Dataset rows for apps and sites
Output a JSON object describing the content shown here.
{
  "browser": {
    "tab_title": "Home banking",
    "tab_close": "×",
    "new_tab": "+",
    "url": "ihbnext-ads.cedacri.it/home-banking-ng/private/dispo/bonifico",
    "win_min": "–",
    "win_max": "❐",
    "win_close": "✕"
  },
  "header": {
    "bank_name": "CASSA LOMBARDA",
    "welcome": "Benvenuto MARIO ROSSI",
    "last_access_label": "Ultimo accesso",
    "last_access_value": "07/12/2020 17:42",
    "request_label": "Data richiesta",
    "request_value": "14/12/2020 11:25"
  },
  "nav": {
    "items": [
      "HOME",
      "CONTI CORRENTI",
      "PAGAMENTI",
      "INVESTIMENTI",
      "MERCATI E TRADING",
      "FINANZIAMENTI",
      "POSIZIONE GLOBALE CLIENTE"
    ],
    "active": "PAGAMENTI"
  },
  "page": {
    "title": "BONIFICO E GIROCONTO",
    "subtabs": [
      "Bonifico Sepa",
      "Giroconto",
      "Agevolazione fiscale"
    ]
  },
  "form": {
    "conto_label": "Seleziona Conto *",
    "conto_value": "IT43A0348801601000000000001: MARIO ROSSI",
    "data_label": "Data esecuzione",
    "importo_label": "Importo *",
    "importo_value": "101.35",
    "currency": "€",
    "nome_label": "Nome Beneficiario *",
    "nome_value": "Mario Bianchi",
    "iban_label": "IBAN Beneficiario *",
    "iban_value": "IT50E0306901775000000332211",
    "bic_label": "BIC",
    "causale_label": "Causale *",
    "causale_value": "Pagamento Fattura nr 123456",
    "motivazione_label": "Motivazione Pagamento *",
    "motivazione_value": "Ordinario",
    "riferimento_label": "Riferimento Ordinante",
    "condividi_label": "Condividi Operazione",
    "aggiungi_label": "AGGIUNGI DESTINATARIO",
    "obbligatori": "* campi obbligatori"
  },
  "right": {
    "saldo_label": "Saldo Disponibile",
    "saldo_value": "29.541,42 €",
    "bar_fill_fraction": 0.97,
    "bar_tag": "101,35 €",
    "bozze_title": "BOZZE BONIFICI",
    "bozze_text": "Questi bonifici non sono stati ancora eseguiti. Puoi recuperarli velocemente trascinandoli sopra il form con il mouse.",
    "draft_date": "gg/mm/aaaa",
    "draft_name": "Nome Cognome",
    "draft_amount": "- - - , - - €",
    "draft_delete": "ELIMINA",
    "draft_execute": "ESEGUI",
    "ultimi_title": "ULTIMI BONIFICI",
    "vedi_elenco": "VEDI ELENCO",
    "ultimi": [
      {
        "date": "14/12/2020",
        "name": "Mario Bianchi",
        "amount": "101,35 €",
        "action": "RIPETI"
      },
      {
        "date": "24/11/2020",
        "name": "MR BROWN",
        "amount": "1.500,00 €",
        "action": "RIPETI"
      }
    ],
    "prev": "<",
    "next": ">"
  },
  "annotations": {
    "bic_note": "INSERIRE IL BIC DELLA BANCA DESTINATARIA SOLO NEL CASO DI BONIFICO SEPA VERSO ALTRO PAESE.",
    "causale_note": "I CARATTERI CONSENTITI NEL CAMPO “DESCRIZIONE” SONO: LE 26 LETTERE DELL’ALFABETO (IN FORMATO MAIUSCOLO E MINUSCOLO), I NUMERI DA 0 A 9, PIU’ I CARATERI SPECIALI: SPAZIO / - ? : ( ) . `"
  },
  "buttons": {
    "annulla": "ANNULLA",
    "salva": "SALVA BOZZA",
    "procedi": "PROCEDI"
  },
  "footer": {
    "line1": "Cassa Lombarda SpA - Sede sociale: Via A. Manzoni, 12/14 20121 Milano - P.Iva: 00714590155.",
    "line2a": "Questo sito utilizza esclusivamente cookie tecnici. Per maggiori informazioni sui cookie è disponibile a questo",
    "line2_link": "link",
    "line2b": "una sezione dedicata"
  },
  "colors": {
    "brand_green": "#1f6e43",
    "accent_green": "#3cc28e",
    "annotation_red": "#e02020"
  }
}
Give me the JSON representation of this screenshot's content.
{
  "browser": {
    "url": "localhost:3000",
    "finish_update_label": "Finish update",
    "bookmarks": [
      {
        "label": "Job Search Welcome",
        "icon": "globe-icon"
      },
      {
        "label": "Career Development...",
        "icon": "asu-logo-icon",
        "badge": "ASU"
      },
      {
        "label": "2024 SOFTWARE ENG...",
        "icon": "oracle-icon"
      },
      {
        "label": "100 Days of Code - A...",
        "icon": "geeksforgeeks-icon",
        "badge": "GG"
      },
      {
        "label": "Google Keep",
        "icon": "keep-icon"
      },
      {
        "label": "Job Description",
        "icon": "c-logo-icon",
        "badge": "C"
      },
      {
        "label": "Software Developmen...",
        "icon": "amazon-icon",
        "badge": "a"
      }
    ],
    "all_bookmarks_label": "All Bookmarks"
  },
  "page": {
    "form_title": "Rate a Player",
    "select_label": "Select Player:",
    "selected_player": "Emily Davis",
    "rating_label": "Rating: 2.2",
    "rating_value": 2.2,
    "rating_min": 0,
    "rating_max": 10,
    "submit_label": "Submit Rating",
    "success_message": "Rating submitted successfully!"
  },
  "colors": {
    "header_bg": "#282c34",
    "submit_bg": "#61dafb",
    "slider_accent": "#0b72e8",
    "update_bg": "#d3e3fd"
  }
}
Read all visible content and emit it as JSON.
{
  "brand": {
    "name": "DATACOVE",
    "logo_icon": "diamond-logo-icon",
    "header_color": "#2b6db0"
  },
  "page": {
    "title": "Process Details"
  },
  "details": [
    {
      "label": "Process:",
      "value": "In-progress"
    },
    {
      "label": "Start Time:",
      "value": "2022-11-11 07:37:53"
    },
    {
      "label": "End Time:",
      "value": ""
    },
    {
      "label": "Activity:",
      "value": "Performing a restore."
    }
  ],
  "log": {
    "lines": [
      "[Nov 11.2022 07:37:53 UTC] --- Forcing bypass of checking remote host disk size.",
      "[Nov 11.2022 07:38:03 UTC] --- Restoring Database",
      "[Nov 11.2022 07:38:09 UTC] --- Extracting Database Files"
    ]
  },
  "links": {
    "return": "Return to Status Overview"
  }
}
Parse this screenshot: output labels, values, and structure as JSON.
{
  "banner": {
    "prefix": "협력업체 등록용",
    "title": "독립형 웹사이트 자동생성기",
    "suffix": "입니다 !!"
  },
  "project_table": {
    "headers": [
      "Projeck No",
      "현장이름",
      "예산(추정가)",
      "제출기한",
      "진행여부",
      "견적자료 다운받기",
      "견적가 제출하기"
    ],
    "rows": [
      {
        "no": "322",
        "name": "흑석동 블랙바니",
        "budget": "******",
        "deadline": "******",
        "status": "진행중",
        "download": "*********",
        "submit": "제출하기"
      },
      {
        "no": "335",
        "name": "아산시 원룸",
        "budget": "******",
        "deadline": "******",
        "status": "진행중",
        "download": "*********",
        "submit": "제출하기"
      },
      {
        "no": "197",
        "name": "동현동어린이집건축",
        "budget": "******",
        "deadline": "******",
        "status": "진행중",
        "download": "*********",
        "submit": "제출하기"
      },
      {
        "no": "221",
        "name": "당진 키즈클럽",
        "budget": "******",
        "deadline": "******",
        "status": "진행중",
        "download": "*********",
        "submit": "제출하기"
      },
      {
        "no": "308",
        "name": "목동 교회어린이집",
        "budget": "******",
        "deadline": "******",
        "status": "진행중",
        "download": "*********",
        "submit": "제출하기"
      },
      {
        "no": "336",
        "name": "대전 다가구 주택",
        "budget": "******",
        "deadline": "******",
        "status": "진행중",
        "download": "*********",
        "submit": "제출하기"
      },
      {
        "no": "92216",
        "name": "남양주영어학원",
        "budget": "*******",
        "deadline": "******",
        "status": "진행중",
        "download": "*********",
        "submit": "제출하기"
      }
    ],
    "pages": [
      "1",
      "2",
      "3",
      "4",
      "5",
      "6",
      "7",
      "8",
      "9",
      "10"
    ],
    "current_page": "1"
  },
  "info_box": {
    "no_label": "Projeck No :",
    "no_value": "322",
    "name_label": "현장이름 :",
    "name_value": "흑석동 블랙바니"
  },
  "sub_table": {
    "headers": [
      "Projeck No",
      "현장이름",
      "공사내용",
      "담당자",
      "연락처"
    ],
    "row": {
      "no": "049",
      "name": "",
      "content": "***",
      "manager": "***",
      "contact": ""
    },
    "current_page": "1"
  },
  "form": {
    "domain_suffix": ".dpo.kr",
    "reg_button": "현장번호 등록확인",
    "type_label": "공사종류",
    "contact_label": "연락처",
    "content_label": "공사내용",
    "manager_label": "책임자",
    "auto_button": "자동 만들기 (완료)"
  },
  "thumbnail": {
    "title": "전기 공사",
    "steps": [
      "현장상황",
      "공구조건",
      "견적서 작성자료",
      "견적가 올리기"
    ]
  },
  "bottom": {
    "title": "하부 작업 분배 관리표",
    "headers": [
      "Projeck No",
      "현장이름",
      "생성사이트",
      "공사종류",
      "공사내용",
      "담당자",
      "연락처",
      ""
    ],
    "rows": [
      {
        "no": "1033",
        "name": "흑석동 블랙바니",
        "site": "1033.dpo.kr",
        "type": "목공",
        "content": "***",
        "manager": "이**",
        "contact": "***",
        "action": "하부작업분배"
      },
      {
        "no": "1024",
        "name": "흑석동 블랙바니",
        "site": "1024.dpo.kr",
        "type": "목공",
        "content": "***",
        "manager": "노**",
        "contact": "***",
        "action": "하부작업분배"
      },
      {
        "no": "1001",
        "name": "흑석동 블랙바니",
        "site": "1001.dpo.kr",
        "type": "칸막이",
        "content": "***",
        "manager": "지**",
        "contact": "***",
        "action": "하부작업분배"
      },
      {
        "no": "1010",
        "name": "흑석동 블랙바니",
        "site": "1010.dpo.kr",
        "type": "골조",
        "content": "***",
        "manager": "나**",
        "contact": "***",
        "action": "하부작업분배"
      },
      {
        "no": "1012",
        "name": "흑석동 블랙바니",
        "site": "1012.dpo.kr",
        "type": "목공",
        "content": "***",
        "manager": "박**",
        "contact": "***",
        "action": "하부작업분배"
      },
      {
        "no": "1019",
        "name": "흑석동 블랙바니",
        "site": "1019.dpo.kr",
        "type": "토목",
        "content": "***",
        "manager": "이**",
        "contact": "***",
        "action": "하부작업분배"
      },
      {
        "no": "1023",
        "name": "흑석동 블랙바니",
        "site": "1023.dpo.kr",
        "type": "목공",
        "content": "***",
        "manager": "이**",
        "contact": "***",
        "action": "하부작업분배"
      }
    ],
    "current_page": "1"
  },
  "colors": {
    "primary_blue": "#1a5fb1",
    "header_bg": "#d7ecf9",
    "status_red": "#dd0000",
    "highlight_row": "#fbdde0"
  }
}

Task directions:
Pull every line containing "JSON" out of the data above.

Exercise answer:
Output a JSON object describing the content shown here.
Give me the JSON representation of this screenshot's content.
Read all visible content and emit it as JSON.
Parse this screenshot: output labels, values, and structure as JSON.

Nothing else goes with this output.